A Proportional-Derivative Endogenous Insulin Secretion model with an Adapted Gauss Newton Approach

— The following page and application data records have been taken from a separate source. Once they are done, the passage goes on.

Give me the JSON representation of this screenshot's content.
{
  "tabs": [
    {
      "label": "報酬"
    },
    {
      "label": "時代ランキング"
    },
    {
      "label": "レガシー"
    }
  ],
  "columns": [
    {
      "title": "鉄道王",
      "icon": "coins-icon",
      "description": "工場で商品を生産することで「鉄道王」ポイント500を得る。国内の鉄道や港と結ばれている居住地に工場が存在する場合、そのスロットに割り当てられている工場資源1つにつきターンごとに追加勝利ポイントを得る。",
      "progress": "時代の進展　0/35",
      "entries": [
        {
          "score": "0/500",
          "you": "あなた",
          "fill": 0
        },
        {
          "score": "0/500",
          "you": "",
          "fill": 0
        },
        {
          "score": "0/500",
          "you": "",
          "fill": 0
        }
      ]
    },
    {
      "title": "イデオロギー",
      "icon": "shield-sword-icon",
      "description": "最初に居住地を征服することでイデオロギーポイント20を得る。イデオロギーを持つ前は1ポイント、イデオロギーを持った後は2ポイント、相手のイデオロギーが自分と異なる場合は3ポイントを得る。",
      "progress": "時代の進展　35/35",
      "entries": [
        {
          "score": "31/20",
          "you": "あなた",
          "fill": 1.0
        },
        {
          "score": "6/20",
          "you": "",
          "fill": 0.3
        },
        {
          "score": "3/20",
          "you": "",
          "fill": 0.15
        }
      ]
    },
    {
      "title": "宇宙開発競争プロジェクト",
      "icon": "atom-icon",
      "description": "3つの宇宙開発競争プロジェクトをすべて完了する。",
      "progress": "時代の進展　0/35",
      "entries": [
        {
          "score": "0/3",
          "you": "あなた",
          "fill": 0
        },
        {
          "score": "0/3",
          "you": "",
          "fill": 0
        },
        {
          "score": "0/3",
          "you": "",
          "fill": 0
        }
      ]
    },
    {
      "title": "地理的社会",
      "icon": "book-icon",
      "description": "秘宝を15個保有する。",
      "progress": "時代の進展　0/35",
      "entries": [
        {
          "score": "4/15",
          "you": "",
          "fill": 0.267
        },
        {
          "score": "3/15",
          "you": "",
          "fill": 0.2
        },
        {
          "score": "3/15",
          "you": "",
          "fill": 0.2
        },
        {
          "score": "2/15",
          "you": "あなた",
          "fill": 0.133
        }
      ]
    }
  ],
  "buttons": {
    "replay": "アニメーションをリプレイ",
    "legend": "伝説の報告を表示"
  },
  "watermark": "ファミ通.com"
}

Endogenous insulin (UN) secreted by pancreatic β-cells plays a leading role in glucose homeostasis. Pathological changes in UN can enable early diagnosis of metabolic dysfunction before the emergence of type 2 diabetes. The dynamic insulin sensitivity and secretion test (DISST) is a dynamic test that is able to quantify participant-specific insulin sensitivity (SI) values and UN profiles. Like most studies, the DISST uses direct inversion of C-peptide concentration measurements to quantify a UN profile which relies on the assumption that insulin and C-peptide are equimolarly secreted from β-cells. This study develops a proportional-derivative (PD) control model that defines UN as a function of glucose concentration to provide further insight and modeling capability for this prediabetic state. Results show that individuals with normal glucose tolerance (NGT) tend to have higher gain ratio compared to individuals with impaired fasting glucose (IFG) with median values of 19.11 and 2.79 min, respectively. In particular, the main difference between the UN profiles of NGT and IFG group lies within the derivative gain (𝜙𝐷), specifically in first phase secretion (U1). A higher value of 𝜙𝐷 is needed in response to an abrupt increase in plasma glucose level. This proposed model offers model simplicity as well as a link between insulin secretion and glucose concentration that is able to provide more information in determining each participant’s glycemic condition.